Warren’s 60-plus-page written opinion, released on June 13, 1966, further outlined police procedure to ensure that defendants are clearly informed their rights as they are being detained and interrogated.

Miranda Waring

Those police procedures were encapsulated in the Miranda Warning, which police departments nationwide soon began distributing on index cards to their officers so that they would recite them to suspects. In many instances CUSTODY and INTERROGATION will trigger Miranda Warnings to be read to the suspect.

The Miranda Warning protects an individual’s rights by explaining their options clearly and upholds police authority when they properly read the Miranda Warning and get a clear, intelligent answer that the suspect understands his or her rights as they have been explained. The Miranda Warning is a legal necessity throughout the United States, and varies only slightly in its wording in different states.

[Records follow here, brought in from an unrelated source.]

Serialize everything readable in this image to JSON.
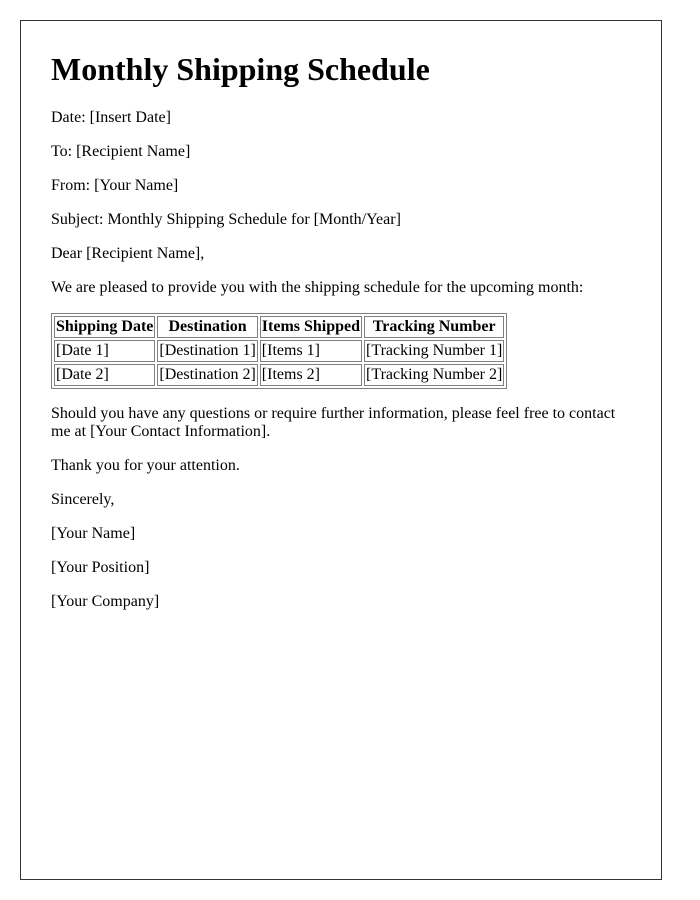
{
  "document": {
    "title": "Monthly Shipping Schedule",
    "date_line": "Date: [Insert Date]",
    "to_line": "To: [Recipient Name]",
    "from_line": "From: [Your Name]",
    "subject_line": "Subject: Monthly Shipping Schedule for [Month/Year]",
    "salutation": "Dear [Recipient Name],",
    "intro": "We are pleased to provide you with the shipping schedule for the upcoming month:",
    "table": {
      "headers": [
        "Shipping Date",
        "Destination",
        "Items Shipped",
        "Tracking Number"
      ],
      "rows": [
        [
          "[Date 1]",
          "[Destination 1]",
          "[Items 1]",
          "[Tracking Number 1]"
        ],
        [
          "[Date 2]",
          "[Destination 2]",
          "[Items 2]",
          "[Tracking Number 2]"
        ]
      ]
    },
    "contact_paragraph": "Should you have any questions or require further information, please feel free to contact me at [Your Contact Information].",
    "thanks": "Thank you for your attention.",
    "closing": "Sincerely,",
    "signature_name": "[Your Name]",
    "signature_position": "[Your Position]",
    "signature_company": "[Your Company]"
  }
}
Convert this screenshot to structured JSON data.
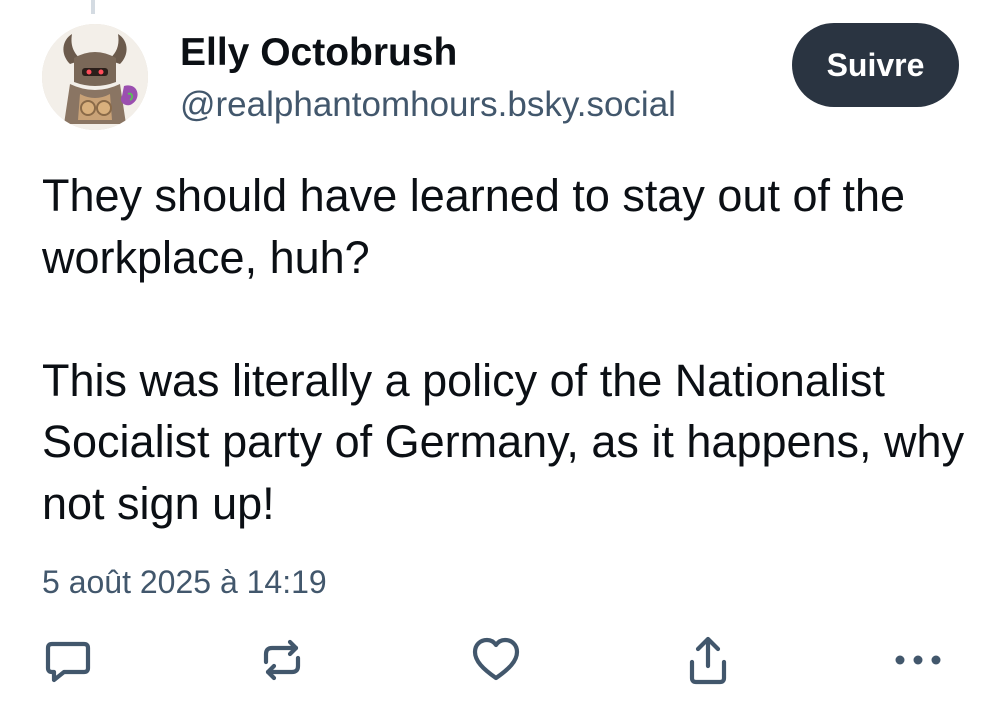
{
  "post": {
    "author": {
      "display_name": "Elly Octobrush",
      "handle": "@realphantomhours.bsky.social",
      "avatar_icon": "avatar-image"
    },
    "follow_label": "Suivre",
    "body": [
      "They should have learned to stay out of the workplace, huh?",
      "This was literally a policy of the Nationalist Socialist party of Germany, as it happens, why not sign up!"
    ],
    "timestamp": "5 août 2025 à 14:19"
  },
  "actions": [
    {
      "icon": "reply-icon"
    },
    {
      "icon": "repost-icon"
    },
    {
      "icon": "like-icon"
    },
    {
      "icon": "share-icon"
    },
    {
      "icon": "more-icon"
    }
  ],
  "colors": {
    "text": "#0b0f14",
    "muted": "#42576c",
    "follow_button_bg": "#2a3441",
    "icon_stroke": "#42576c"
  }
}
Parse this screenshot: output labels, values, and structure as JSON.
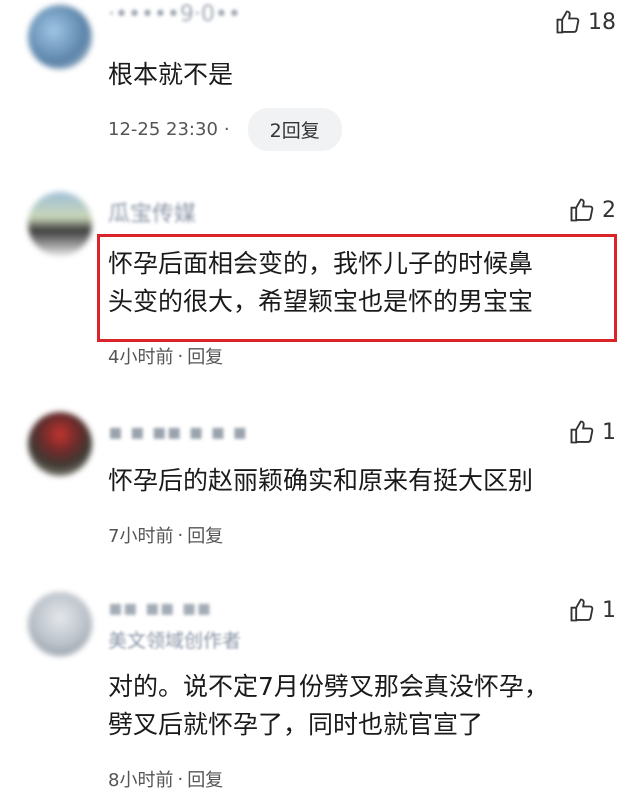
{
  "comments": [
    {
      "user": "·•••••9·0••",
      "likes": "18",
      "text_lines": [
        "根本就不是"
      ],
      "time": "12-25 23:30",
      "separator": "·",
      "reply": "2回复"
    },
    {
      "user": "瓜宝传媒",
      "likes": "2",
      "text_lines": [
        "怀孕后面相会变的，我怀儿子的时候鼻",
        "头变的很大，希望颖宝也是怀的男宝宝"
      ],
      "time": "4小时前",
      "separator": "·",
      "reply": "回复"
    },
    {
      "user": "▪ ▪ ▪▪ ▪ ▪ ▪",
      "likes": "1",
      "text_lines": [
        "怀孕后的赵丽颖确实和原来有挺大区别"
      ],
      "time": "7小时前",
      "separator": "·",
      "reply": "回复"
    },
    {
      "user": "▪▪ ▪▪ ▪▪",
      "user_sub": "美文领域创作者",
      "likes": "1",
      "text_lines": [
        "对的。说不定7月份劈叉那会真没怀孕，",
        "劈叉后就怀孕了，同时也就官宣了"
      ],
      "time": "8小时前",
      "separator": "·",
      "reply": "回复"
    }
  ],
  "colors": {
    "highlight_border": "#d9252a",
    "meta_text": "#555555",
    "name_text": "#8a95a5"
  },
  "icons": {
    "like": "thumbs-up-icon"
  }
}
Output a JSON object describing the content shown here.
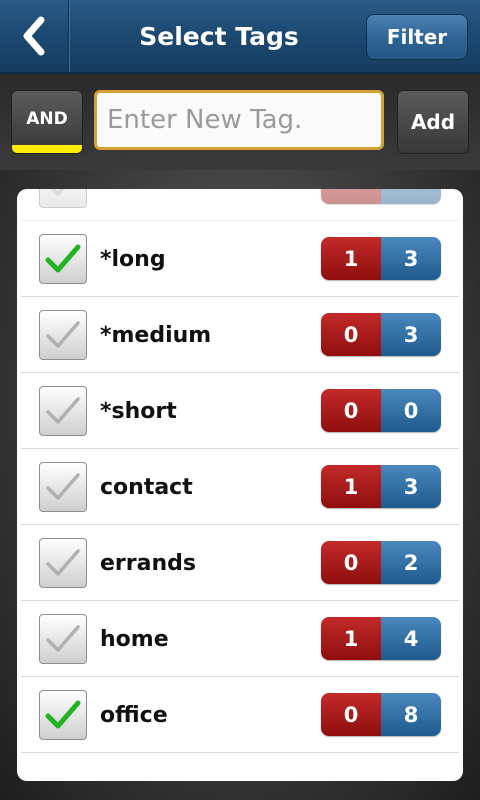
{
  "header": {
    "title": "Select Tags",
    "filter_label": "Filter"
  },
  "toolbar": {
    "and_label": "AND",
    "input_placeholder": "Enter New Tag.",
    "input_value": "",
    "add_label": "Add"
  },
  "tags": [
    {
      "label": "",
      "checked": false,
      "count_red": "",
      "count_blue": ""
    },
    {
      "label": "*long",
      "checked": true,
      "count_red": "1",
      "count_blue": "3"
    },
    {
      "label": "*medium",
      "checked": false,
      "count_red": "0",
      "count_blue": "3"
    },
    {
      "label": "*short",
      "checked": false,
      "count_red": "0",
      "count_blue": "0"
    },
    {
      "label": "contact",
      "checked": false,
      "count_red": "1",
      "count_blue": "3"
    },
    {
      "label": "errands",
      "checked": false,
      "count_red": "0",
      "count_blue": "2"
    },
    {
      "label": "home",
      "checked": false,
      "count_red": "1",
      "count_blue": "4"
    },
    {
      "label": "office",
      "checked": true,
      "count_red": "0",
      "count_blue": "8"
    }
  ],
  "colors": {
    "header": "#1d4a73",
    "and_indicator": "#ffeb00",
    "input_border": "#d4a12e",
    "count_red": "#a91a1a",
    "count_blue": "#2f6a9e",
    "check_green": "#22b322",
    "check_gray": "#b0b0b0"
  },
  "icons": {
    "back": "chevron-left-icon",
    "check": "checkmark-icon"
  }
}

Retrial, Conviction and Murder

Miranda’s case was remanded in 1967 for re-trial, with the confession excluded from evidence. While his Supreme Court case changed the course of U.S. criminal procedure, Miranda’s own fate would not be so altered.

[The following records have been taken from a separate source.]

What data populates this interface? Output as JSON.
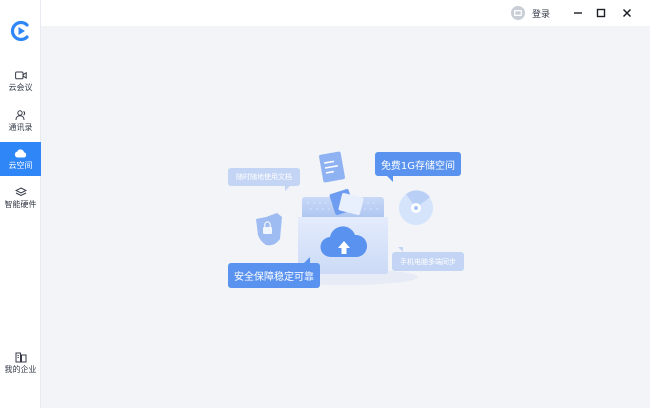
{
  "sidebar": {
    "logo": "app-logo",
    "items": [
      {
        "label": "云会议",
        "icon": "video-camera-icon",
        "active": false
      },
      {
        "label": "通讯录",
        "icon": "contacts-icon",
        "active": false
      },
      {
        "label": "云空间",
        "icon": "cloud-icon",
        "active": true
      },
      {
        "label": "智能硬件",
        "icon": "layers-icon",
        "active": false
      }
    ],
    "bottom_item": {
      "label": "我的企业",
      "icon": "building-icon"
    }
  },
  "titlebar": {
    "login_label": "登录",
    "controls": [
      "minimize-icon",
      "maximize-icon",
      "close-icon"
    ]
  },
  "illustration": {
    "tags": {
      "anywhere_docs": "随时随地使用文档",
      "free_storage": "免费1G存储空间",
      "secure": "安全保障稳定可靠",
      "multi_device_sync": "手机电脑多端同步"
    }
  },
  "colors": {
    "accent": "#2f86f6",
    "tag_strong": "#5a93ef",
    "tag_light": "#c3d4f4",
    "background": "#f2f4f8"
  }
}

In his retrial, his ex-girlfriend, Twila Hoffman, offered testimony against him, revealing that he had told her about his crimes while he was in prison. In October 1967, Miranda was convicted and sentenced to 20-30 years in prison.

Miranda was paroled by December 1975, but just over a month later, on January 31, 1976, he was stabbed to death in a Phoenix bar fight.

Officers would detain two acquaintances who were with Miranda that night for questioning. Before asking each about the evening, officers recited the Miranda warning (in Spanish). Both men were released after questioning.

Later, witness accounts would narrow the investigation to one of the men. But by that time, the main suspect had fled and was never apprehended. No charges were ever filed for Miranda’s murder.

If you have never been the arresting officer when a defendants confession is the subject of a motion to suppress, well, that is when you go to court and testify that although you have all makings of a great arrest the defendant's case will be dismissed due to his or her confession being thrown out for lack of Miranda and or an intelligent response to it by the defendant.

When you purchase one of COPJOT’s All Weather Police Notepads it comes standard with Miranda Warnings on the backside of the front cover. This is placed in a convenient location so that while writing your notes you can very easily read a suspect his or her Miranda Rights. If the case goes to court and the confession comes up in question or in a motion to suppress you can easily testify that you read all suspects their Miranda Rights from the same place which is your All Weather Police Notepad that you purchased from